5 Things to Do When Your Bag is Snatched

Yes, I’m one of those lucky ones. My home has been robbed, I’ve been held up, survived a fire and a week ago my bag was snatched about a hundred steps from my home. So. Oh well. I was as careful as can be but what can we do – people do bad things. 

Based on my experience, here are the critical things one must do (based on sequence):

1. Keys.

Since my entire bag was snatched, I was out there with nothing. No money, no internet access, no number but mine memorized, no nothing. Good thing I live in a compound where the landlord has back up keys. So first things first – have access to your home because that’s where everything (at least what was not snatched) is.

What you need to do NOW (pre-snatch): Back up keys! Either under your pot (suggest you put this inside the pot instead), on top of a ledge, or in my case, with the landlord.

2. Block your credit cards.

Yes, this takes priority. Not sure about this, but based on my understanding you can purchase things just using the card name, card number and the security code at the back and all purchases are valid until the time you’ve notified them of the theft/loss. So if the thieves decide to purchase an island (you wish your credit limit can) before your notification, then ouchie. I think if they have to sign the charge slip you can defend that it’s not your signature. I’m a bit more confident with my Citi card because they send me via phone an OTP for online purchase. But then my phone was also stolen so there you go.

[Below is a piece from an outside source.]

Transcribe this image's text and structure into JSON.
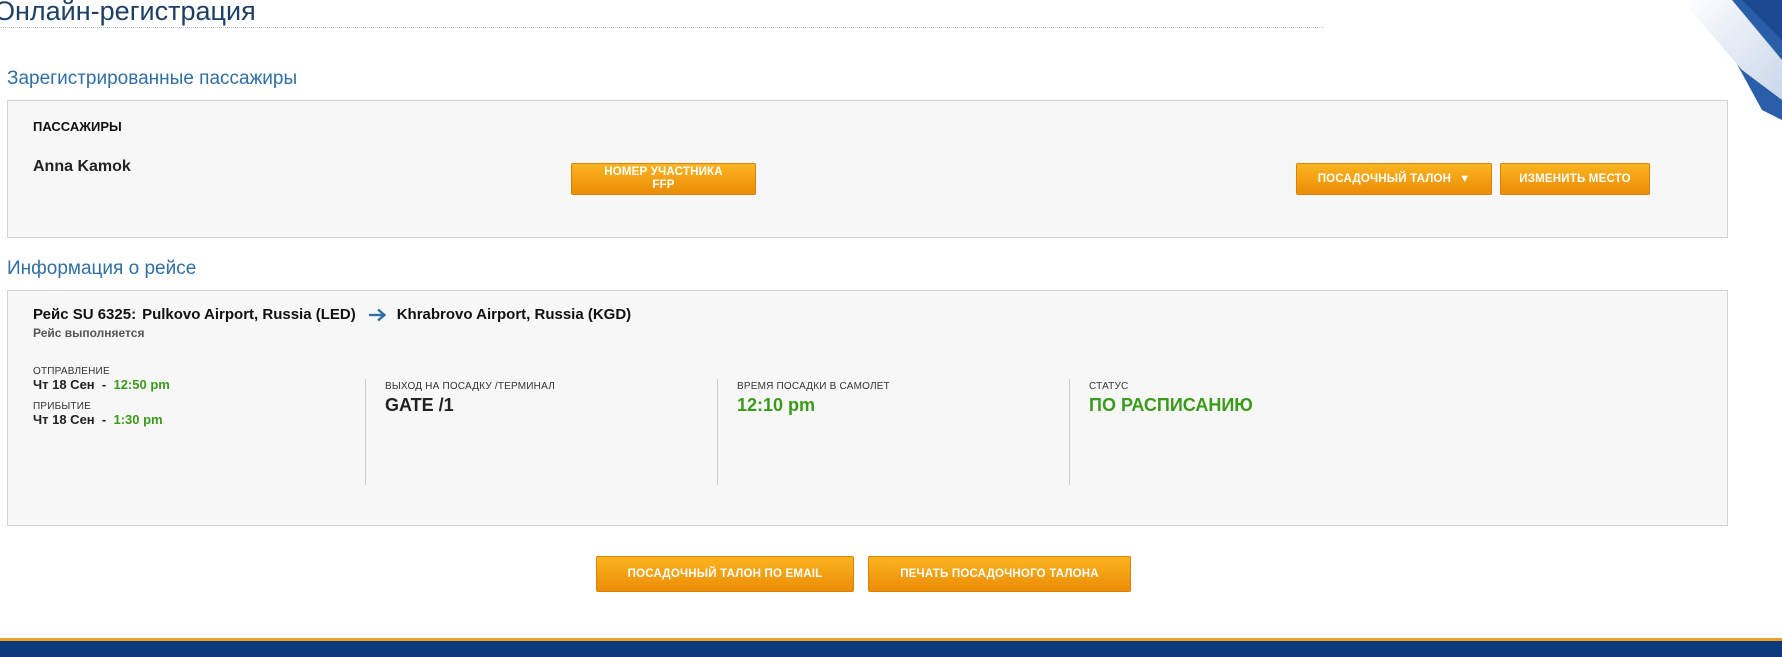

What you need to do NOW (pre-snatch): have a compilation of the contact numbers of your credit card providers. I don’t think email will cut it so suggest you call them direct. All calls are recorded so you have evidence that you’ve notified them.

3. Block your phone.

I’m one of those people who do not lock their phone. Well, I’m not anymore.

Since I’m a postpaid user, I had to call my provider and block the outgoing calls/incoming calls and data usage of my SIM. What I missed to do since my phone was off (empty batt) was use the Find My Mobile feature of Samsung. (I was using Note 4). I did that a couple of days later – at the very least when they go online Samsung will wipe the memory from my phone.

You can also have the phone’s IMEI blocked from all national providers so they can’t use it in your country.

What you need to do NOW (pre-snatch): LOCK YOUR PHONE. Please. Use the pattern feature – takes half a second. Seriously. Don’t be like me.

Enable the Lost Phone features of your phone – there’s an android app for that and Samsung has a default option. Keep location enabled (if you have the battery juice), and keep the box of your phone as evidence of purchase.

4. Change passwords.

Ok, all the critical money related items have been addressed.

Did I tell you that I’ve kept my phone unlocked? Yeah. Sigh. Yeah. So. I had to change all my passwords to disable the effin thieves from accessing my accounts. The pictures, archived email, etc. I have to not think about. But at the very least my online accounts are now safe, or as safe as I can make them. Sigh.

What you need to do NOW (pre-snatch): Well, not much. Lock your phone I guess.

5. Bank accounts.

I don’t like paying for  a replacement card. But if they issue you a new one, chances are they automatically deactivates the old one. In my case, I preferred to just open a new account and close the old ones – no additional expense on my end. And wow was I thankful that I did not enable the transfer to anyone feature in another bank!

What you need to do NOW (pre-snatch): Do not, I repeat, do not keep all your cards in your wallet. Only the critical ones. More importantly, NEVER write down your PIN. EVER. Same with passwords. Keep them on your head. If you can’t keep them on your head, then don’t bring the cards and just go to the bank with two IDs and withdraw over the counter.

 

Most importantly, learn from the experience. Understand that you cannot help it if people will do bad things, but you can be extra vigilant. Find the right balance of seeing what you could have done more and not blaming yourself because really, the fault is their’s.

 

 

Advertisements

Leave a Reply

Fill in your details below or click an icon to log in:

WordPress.com Logo

You are commenting using your WordPress.com account. Log Out / Change )

Twitter picture

You are commenting using your Twitter account. Log Out / Change )

Facebook photo

You are commenting using your Facebook account. Log Out / Change )

Google+ photo

You are commenting using your Google+ account. Log Out / Change )

Connecting to %s